If you put a dark border next to a very light baseboard around the perimeter of a room, the value of the baseboard makes the border appear even darker. Every color used has a value to it. I’m not referring to a numerical value, but a black and white value. This is important when you are deciding the perfect color scheme for each of your clients. You want to visualize the result of your color choices and be aware of how each color choice affects everything around the space.
Look at figures 5 and 6. Figure 5 has a dark border next to a white baseboard. Figure 6 has a deep reddish brown next to a dark island cabinet. The darker border in figure 5 frames the room with a sharp edge around it. The borders in figure 6 complement the main color and keep the room looking larger or more open. Both look great.
I never decide which is better for a client. I show them options and work with them through these choices. I always tell my clients two things. First, every choice I show you will look great. Second, this isn’t my house and you need to help me determine which colors and values to use because you live here not me.
Check out figure 7 where you’ll see orange, gold, red and brown.
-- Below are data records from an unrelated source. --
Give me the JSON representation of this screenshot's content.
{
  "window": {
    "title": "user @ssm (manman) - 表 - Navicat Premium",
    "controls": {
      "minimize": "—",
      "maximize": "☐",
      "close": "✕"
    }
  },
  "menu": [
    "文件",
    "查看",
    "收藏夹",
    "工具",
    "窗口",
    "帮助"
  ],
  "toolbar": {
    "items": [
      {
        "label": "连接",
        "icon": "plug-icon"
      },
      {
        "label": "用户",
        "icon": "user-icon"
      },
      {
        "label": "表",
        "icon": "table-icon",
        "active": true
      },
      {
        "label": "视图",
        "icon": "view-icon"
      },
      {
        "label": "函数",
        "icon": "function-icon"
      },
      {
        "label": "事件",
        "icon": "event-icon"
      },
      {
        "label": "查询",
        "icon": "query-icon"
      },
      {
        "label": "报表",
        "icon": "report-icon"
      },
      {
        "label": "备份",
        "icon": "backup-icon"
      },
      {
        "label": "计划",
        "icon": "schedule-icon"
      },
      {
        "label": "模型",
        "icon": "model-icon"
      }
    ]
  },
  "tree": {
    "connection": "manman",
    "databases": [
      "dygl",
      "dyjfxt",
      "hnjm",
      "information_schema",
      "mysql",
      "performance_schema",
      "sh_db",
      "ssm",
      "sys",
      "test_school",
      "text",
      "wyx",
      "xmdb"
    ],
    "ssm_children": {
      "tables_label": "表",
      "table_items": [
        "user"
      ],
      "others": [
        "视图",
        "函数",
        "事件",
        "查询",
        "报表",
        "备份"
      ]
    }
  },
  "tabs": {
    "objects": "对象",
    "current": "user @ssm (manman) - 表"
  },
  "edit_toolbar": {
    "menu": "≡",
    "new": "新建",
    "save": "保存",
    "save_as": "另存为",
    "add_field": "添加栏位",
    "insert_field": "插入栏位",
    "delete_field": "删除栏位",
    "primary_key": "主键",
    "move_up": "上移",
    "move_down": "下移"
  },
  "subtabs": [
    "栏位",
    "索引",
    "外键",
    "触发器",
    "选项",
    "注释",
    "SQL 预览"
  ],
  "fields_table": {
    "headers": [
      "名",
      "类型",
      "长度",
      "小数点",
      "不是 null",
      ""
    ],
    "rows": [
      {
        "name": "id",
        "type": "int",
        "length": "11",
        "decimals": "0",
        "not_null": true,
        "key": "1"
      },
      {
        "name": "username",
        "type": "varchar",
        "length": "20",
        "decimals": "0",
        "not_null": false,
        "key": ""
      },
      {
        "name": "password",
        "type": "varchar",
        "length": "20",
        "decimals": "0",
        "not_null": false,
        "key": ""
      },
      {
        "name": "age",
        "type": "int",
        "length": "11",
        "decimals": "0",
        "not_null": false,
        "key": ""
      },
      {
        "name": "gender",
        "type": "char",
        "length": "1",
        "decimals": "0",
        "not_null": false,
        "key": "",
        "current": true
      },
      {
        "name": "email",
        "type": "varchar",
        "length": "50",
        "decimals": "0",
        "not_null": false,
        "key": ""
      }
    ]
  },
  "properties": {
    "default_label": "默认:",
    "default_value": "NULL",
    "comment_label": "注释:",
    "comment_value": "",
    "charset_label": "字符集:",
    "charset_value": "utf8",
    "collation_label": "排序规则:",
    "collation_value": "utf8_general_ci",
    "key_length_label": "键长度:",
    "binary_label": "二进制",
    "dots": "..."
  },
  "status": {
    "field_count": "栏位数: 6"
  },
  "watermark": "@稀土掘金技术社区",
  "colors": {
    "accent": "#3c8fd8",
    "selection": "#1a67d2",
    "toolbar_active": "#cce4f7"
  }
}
The gold is the lightest value. The orange is the next lightest. The red and brown are similar in value, but the colors are completely different. Even though orange is the next lightest color, it’s not that light compared to the red and brown. Personally, I like to have more contrast within my color choices, but this project worked great with all the colors having a similar range in value. I can’t say that will work every time but it did in this case.
The hardest thing to understand when talking about color value is that it always must be in relation to another color. Without the other colors, value only matters when talking about how it makes a room darker or lighter or how hot your feet get when walking on a pool deck.
When you’re selling a pool deck, clients don’t care about color value. Most only care to know the color isn’t going to be too hot when they walk barefoot on the deck in the middle of the summer. During the sales call you, as the expert, must be aware of clients’ expectations before they are. Understanding the value ranges of each color choice will help you have that advantage.
Art professor Steven Ochs of Southern Arkansas University says an easy way to check value is to make a black and white copy of the design. If it looks drab gray, you’re lacking the contrasts between dark and light tones to help create separation between colors.
Beyond color choices
As you sell and create your next project, don’t just pay attention to color choices. Be mindful of each color’s value in relation to the others used and to the space around them. You always want the floor to be a different value than the walls. Most people choose darker values, but some opt for lighter. There is no steadfast rule as to what looks better. It is always in the eye of the beholder, which is your client — not you.
However, pool decks are good examples where the overall surface should always be lighter. On inside projects, evaluate your color’s value in comparison to the cabinets or wall paint. It will change your perspective of the value color has in the world around us.
Rick Lobdell, a classically trained artist with a master’s in fine arts in painting from the Savannah College of Art and Design, has also studied math and drafting. In this series, the owner of Concrete Mystique Engraving in Tennessee will explain how he conceives his well-known designs. He can be reached at firstname.lastname@example.org.